Later I end up at the very front edge of the stage, across from the Sony-wielding cowgirl. There's a break in the show and I take some pictures of her. She may have done the same, but I can't say for certain. I do recall I saw her smile, once. I'm uncertain as to the content of this exchange. I still am, I think. It felt exciting at the time, and while I can hear the chorus of voices telling me that it's no more than the shutterbug equivalent of batting eyelashes, it feels like a big step in the right direction. It feels like a step that I'm making with confidence. Tonight, I'm not the art-school dropout slowly wasting away in technical college; I'm Loud the photographer, Loud the artist, Loud the maybe-handsome-enough-to-warrant-a-second-glance? It's a feeling I haven't felt for a long time before, and won't feel for some while hence.
Some crucial shots (most notably those of the friend whom we were attending the whole event for) don't turn out right because I'm not fast enough with the dials or the button. There are certainly enough that I'm happy with, though, and I figure that anything I didn't get *someone* else must have! I'm one of the last of our party to leave: the rest have work or have to be up the next day and have been trickling out accordingly. As I leave, I scan the crowd for the cowgirl in pink, but to no avail. I have pictures, but she is one of very few individuals not tagged on facebook when I upload them.
On the walk home, I consider burlesque art: I have seen people that I actually know in intentionally, publicly sexy displays. Do I feel different because I know them? There's no hypocritical sense of revulsion (thank goodness).
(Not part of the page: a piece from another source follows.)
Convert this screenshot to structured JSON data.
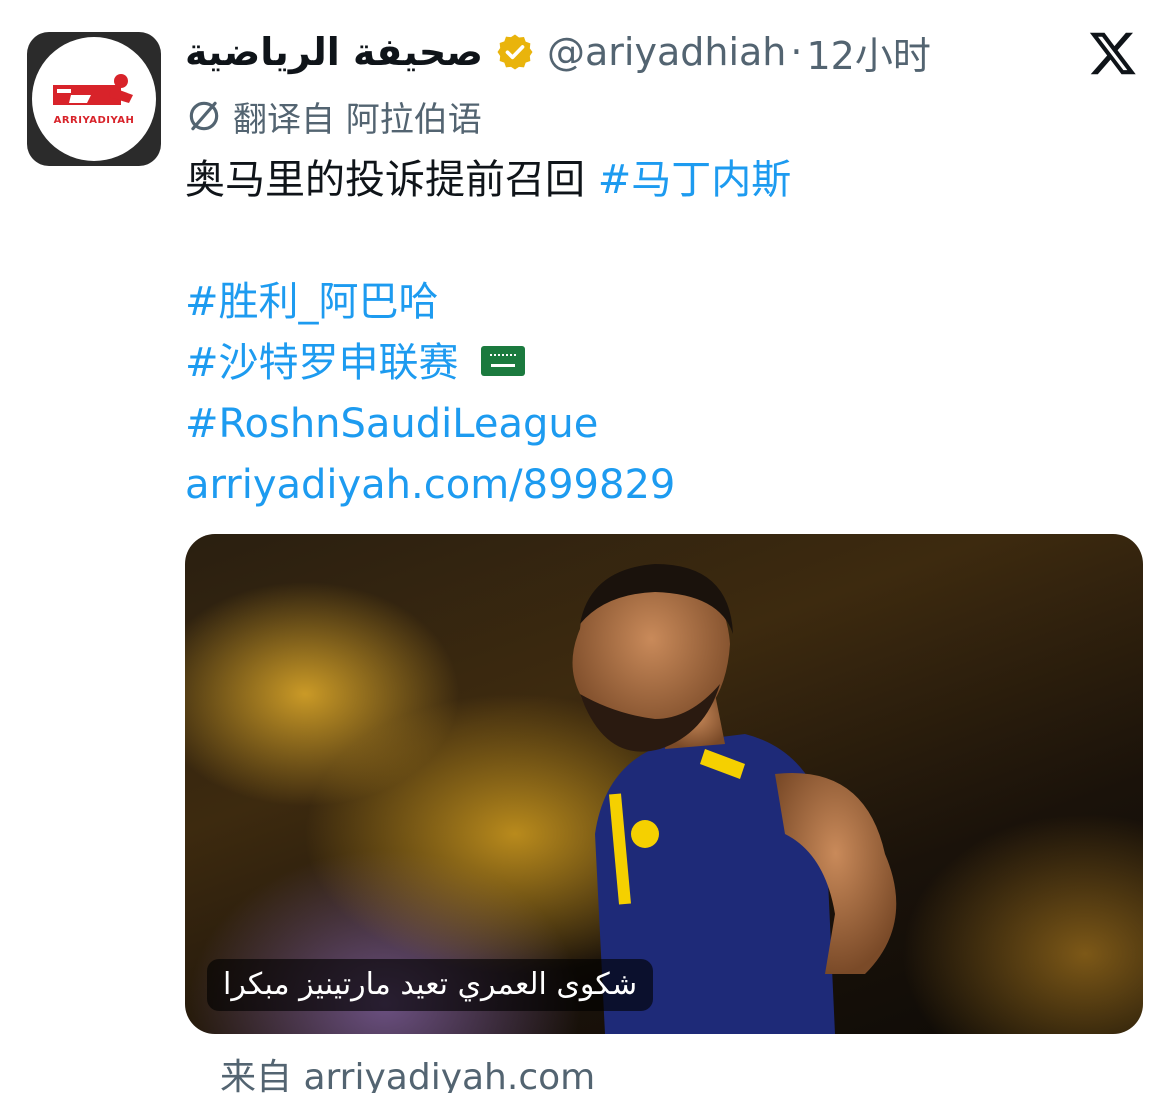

The day after I post the (good) pictures on facebook I get a message from the woman in the couple whose picture I told you about four paragraphs ago. I hadn't honestly imagined that she would see it, so I can't shut up about how awesome the world can be for the next couple of days. People get tired of hearing about it. Five or six of the pictures I took are used as profile pictures on facebook. My ego swells a little, but inevitably most of them are supplanted by others. So it goes.
This was unquestionably the best night out of 2009 for me, and though one might imagine that's because I don't go out often or at all, I think that if I try to imagine the ideal night out, it looks very similar.